Michigan Womyn’s Festival, also known as Michfest, will be coming to an end after this summer, according to founder Lisa Vogel. The annual festival has been taking place for close to 40 years, and exists as an opportunity for women to come together in a safe environment to celebrate womanhood through music and discussion.
Michfest describes the annual event, in part: “Our cultural mirror reflects us at our best – fully relaxed and wide awake.
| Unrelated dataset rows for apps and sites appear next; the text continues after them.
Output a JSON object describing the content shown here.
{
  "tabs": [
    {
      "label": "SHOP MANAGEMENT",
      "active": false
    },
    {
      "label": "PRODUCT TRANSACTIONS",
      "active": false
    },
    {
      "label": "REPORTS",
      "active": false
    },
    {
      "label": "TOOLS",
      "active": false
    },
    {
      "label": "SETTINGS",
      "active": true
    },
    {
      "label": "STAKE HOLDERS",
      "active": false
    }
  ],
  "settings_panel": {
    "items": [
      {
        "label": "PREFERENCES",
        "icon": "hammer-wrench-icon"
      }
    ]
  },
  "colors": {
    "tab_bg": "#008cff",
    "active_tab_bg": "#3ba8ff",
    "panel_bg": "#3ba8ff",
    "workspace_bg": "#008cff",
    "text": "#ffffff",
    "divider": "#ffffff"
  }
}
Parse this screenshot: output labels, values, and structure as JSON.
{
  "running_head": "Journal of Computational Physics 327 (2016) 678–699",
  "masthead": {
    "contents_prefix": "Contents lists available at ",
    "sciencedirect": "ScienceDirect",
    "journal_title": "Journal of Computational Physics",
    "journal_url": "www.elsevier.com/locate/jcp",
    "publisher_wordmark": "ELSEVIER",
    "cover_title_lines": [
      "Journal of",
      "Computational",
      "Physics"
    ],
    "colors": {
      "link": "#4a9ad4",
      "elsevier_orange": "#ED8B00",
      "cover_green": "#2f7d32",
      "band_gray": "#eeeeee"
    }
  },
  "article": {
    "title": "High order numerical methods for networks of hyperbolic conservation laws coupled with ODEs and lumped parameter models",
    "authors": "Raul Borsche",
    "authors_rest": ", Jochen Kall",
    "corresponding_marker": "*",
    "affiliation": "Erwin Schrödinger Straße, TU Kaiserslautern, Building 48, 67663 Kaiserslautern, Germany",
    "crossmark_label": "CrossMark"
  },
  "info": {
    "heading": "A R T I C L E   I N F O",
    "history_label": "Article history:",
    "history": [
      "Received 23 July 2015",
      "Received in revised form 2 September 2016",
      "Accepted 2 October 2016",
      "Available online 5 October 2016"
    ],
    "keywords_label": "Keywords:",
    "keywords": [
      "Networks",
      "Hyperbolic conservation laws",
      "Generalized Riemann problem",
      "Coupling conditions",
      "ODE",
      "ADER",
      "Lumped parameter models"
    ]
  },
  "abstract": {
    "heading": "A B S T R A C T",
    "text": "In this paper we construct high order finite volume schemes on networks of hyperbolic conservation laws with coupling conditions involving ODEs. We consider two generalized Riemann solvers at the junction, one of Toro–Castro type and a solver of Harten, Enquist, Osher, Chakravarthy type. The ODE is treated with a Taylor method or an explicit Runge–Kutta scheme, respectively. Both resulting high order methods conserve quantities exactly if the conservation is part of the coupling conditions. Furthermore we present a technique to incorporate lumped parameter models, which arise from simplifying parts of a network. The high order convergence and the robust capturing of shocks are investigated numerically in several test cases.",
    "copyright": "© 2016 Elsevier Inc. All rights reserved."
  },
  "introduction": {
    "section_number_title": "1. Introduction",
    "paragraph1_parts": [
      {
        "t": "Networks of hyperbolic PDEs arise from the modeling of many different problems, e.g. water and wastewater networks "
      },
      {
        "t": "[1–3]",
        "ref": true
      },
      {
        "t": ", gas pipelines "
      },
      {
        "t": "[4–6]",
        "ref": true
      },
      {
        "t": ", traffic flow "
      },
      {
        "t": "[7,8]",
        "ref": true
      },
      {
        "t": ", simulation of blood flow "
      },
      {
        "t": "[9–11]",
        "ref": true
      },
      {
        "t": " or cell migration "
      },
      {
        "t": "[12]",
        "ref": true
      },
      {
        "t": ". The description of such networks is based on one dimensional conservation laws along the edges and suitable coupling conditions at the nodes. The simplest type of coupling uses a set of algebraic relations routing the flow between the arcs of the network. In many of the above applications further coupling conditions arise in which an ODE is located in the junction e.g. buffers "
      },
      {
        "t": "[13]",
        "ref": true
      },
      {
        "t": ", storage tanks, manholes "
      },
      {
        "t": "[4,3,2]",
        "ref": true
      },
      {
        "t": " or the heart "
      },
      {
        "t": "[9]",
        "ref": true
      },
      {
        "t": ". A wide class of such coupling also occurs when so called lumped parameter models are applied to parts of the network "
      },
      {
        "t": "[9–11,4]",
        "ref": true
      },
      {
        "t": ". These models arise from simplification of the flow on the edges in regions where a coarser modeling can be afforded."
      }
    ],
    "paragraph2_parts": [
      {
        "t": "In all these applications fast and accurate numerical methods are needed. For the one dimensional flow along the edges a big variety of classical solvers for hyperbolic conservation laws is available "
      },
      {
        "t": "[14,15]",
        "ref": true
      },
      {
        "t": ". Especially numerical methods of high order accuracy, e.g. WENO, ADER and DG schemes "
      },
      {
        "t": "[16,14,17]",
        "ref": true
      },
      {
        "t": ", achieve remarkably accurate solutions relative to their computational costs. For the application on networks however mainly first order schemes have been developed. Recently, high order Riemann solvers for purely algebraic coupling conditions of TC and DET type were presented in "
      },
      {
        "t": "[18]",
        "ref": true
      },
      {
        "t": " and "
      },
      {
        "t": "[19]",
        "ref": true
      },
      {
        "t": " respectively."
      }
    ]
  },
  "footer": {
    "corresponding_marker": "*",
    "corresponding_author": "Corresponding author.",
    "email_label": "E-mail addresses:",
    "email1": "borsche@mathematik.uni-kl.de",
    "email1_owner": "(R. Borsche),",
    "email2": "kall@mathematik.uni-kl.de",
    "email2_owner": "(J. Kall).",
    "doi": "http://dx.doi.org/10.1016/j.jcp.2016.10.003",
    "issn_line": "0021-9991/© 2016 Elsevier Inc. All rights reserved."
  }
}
We plant our feet firmly, take up more space, laugh louder, play harder, and sink into the comfort and beauty of this place that many of us have come to call home.” However, while Michfest seems to be a positive, progressive festival where women can take up the space they are so lacking in society, the festival has been criticized for its exclusion of transgender women.
Writes Trudy Ring for Advocate, “The storied women-only event, first held in 1976, has been the subject of controversy in recent years because of its exclusion of transgender women.” Artists, musicians, women’s and LGBT groups, and former festival goers have gone as far as to protest and boycott the event because of its refusal to allow transgender women to attend.
In 2013, author and activist Imogen Binnie wrote about spaces that are exclusionary of transgender people, and made mention of Michfest and how problematic it is that a festival that prides itself on womanhood and female inclusion would be so transphobic. She writes:
Basically MWMF is this week-long women-only music festival that has been happening every summer since the seventies, except the only women who are allowed are cis women. (Well, and trans men.) But definitely not trans women. For like a decade and a half there was a protest that happened nearby called Camp Trans, where I organized for a few years. It was rad but it didn’t work, Michfest still doesn’t want trans women to attend.
Binnie also follows up by pointing out that “Nobody has to be accountable to trans women about this shit anywhere, ever.” Michfest certainly hasn’t taken accountability for its own definition of “woman,” which is exclusive of transgender identities.
So yes, while Michfest has undoubtedly influenced the lives of thousands of women over its decades of existence, there is no space for its archaic, cis-normative definition of “woman” in today’s intersectional feminist discourse. A women’s festival that doesn’t include transgender women doesn’t seem to be very progressive at all.
What are your thoughts on Michfest?